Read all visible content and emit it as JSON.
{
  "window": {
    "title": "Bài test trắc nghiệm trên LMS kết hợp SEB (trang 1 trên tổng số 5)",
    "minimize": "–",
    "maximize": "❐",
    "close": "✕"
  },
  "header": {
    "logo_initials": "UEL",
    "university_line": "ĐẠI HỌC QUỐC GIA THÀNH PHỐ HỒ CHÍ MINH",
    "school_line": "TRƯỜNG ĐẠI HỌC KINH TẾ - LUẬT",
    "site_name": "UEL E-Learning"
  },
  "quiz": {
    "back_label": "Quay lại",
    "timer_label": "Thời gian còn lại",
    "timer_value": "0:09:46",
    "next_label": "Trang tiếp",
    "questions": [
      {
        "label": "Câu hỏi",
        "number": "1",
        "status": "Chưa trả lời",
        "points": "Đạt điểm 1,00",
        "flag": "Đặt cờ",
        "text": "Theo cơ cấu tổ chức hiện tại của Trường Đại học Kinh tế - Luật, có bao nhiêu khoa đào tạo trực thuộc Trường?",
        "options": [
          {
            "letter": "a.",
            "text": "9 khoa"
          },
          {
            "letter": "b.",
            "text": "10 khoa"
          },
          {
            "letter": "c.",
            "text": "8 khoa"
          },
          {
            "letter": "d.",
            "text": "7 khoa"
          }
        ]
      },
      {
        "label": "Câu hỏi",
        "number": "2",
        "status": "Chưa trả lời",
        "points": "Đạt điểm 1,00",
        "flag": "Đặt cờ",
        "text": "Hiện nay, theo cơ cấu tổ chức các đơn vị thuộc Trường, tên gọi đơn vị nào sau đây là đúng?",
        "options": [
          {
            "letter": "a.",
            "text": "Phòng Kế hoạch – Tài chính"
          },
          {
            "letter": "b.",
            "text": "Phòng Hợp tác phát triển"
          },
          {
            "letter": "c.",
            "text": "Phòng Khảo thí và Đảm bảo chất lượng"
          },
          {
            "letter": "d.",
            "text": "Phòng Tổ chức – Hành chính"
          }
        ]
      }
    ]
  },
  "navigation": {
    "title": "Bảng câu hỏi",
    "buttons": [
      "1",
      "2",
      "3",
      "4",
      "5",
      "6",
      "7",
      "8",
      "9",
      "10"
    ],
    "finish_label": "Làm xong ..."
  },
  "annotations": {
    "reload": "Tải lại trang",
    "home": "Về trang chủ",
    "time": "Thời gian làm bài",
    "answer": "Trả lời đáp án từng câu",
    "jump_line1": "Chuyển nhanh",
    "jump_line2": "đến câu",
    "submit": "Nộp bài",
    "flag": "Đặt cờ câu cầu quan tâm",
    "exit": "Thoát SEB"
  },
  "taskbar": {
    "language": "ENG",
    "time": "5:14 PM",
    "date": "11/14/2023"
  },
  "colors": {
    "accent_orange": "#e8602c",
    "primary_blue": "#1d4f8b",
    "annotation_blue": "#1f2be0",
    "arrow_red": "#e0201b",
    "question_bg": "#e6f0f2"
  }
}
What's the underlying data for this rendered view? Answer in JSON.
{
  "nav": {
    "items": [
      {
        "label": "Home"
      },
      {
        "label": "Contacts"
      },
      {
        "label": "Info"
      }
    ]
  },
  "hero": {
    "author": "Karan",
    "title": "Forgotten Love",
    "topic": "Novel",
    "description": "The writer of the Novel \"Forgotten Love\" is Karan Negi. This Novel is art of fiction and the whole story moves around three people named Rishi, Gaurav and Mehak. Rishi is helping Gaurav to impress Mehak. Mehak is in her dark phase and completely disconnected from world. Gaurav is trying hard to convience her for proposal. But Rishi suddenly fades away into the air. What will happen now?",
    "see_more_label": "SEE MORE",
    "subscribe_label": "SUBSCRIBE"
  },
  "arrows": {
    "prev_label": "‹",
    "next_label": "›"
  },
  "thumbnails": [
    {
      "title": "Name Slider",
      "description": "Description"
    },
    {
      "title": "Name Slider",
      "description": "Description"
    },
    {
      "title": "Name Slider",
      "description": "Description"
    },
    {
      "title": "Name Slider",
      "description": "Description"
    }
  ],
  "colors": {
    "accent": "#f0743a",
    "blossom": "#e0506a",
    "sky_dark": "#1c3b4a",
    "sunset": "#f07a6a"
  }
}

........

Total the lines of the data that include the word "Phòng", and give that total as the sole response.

> [Solution to the exercise]:
4